- Problem description:
In the records below, find each line holding the word "hình" and copy it.

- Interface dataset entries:

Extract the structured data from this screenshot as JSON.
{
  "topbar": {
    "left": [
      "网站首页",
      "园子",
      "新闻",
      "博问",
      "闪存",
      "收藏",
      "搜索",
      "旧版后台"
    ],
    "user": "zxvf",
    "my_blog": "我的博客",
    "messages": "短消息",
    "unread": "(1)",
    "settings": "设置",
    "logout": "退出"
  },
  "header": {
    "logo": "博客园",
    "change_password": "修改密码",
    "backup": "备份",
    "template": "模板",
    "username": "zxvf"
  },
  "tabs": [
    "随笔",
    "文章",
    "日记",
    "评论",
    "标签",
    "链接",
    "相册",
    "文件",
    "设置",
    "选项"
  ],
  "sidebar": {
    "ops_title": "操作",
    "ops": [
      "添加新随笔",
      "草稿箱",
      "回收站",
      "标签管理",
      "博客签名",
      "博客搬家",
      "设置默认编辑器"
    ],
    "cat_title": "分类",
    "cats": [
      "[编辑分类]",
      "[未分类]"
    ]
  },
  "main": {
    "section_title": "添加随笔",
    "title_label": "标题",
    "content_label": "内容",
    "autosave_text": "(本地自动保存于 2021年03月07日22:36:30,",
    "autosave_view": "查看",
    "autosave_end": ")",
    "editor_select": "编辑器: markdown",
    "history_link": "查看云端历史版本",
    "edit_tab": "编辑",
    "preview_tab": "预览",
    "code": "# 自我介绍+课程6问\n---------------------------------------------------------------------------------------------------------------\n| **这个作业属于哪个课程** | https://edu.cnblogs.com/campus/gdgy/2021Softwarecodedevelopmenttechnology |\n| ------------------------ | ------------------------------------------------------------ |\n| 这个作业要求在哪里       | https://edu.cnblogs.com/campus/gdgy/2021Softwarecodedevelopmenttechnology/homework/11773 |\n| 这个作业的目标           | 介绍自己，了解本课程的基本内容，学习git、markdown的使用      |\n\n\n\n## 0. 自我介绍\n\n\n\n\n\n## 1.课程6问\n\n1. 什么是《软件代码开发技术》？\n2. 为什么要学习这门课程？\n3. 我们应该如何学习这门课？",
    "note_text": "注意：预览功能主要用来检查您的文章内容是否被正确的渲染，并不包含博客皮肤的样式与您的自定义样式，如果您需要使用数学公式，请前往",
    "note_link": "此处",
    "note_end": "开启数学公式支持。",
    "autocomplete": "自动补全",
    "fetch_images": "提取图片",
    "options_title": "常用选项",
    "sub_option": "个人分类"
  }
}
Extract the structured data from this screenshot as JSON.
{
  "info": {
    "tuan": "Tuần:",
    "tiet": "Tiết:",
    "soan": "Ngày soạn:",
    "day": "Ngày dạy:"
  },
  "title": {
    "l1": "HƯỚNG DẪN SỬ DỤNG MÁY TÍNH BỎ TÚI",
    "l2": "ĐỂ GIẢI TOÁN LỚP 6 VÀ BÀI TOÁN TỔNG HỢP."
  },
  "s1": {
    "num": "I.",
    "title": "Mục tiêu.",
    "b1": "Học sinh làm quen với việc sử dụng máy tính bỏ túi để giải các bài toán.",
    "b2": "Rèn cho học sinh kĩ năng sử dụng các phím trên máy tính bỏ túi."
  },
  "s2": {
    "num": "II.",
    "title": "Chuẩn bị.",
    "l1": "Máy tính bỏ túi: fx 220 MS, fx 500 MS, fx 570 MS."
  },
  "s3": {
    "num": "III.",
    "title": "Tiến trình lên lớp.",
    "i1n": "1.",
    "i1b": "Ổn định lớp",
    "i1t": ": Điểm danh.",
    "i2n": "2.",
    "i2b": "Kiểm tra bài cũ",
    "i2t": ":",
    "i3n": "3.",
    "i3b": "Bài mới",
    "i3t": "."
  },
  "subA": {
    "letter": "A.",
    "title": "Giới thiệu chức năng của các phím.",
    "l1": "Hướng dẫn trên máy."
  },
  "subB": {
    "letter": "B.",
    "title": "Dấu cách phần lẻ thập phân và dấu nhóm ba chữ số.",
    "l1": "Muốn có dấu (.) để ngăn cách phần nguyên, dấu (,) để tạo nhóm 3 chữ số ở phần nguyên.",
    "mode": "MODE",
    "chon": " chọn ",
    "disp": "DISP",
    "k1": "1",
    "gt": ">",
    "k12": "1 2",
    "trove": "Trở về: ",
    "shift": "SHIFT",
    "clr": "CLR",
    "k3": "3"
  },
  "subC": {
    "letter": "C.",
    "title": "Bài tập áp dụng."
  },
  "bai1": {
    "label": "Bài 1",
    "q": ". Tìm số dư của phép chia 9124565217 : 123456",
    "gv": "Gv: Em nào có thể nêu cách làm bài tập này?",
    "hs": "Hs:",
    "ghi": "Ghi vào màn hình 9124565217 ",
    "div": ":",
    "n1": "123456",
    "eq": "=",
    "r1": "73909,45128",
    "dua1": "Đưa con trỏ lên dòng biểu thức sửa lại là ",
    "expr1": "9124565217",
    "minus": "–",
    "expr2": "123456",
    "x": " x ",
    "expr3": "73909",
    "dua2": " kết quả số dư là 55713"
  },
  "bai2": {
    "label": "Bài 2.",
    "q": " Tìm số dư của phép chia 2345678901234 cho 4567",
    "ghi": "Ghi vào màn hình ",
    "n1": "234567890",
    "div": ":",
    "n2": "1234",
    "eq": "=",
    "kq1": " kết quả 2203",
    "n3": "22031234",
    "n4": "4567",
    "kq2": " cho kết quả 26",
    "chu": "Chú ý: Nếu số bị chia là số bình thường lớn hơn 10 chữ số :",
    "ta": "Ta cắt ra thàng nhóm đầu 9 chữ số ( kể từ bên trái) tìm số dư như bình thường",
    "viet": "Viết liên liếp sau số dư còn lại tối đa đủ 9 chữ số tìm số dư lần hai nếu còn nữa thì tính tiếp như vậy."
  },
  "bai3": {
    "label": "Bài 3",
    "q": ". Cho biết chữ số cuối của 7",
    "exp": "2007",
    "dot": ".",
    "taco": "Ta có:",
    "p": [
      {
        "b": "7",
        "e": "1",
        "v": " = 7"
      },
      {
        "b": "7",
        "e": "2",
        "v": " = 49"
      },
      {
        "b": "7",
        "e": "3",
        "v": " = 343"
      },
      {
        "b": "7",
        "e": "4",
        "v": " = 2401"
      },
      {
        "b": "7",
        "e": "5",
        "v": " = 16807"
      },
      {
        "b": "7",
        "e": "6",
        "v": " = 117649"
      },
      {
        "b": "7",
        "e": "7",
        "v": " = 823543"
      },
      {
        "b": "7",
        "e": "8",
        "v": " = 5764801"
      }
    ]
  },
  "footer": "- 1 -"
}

- Exercise answer:
    "ghi": "Ghi vào màn hình 9124565217 ",
    "ghi": "Ghi vào màn hình ",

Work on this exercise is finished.